▶ Exercise data
------

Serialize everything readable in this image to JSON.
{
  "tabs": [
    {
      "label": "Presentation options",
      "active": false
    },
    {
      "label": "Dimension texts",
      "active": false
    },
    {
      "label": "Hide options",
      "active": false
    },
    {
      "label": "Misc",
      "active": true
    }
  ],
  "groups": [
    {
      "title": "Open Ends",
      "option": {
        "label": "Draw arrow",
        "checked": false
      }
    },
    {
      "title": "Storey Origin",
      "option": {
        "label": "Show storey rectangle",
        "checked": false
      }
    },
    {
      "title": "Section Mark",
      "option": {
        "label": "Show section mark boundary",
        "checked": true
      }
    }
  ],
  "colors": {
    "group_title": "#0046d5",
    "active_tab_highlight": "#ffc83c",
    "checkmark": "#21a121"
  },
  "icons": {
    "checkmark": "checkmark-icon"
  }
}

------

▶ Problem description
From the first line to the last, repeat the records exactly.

▶ Result of this task
Serialize everything readable in this image to JSON.
{
  "tabs": [
    {
      "label": "Presentation options",
      "active": false
    },
    {
      "label": "Dimension texts",
      "active": false
    },
    {
      "label": "Hide options",
      "active": false
    },
    {
      "label": "Misc",
      "active": true
    }
  ],
  "groups": [
    {
      "title": "Open Ends",
      "option": {
        "label": "Draw arrow",
        "checked": false
      }
    },
    {
      "title": "Storey Origin",
      "option": {
        "label": "Show storey rectangle",
        "checked": false
      }
    },
    {
      "title": "Section Mark",
      "option": {
        "label": "Show section mark boundary",
        "checked": true
      }
    }
  ],
  "colors": {
    "group_title": "#0046d5",
    "active_tab_highlight": "#ffc83c",
    "checkmark": "#21a121"
  },
  "icons": {
    "checkmark": "checkmark-icon"
  }
}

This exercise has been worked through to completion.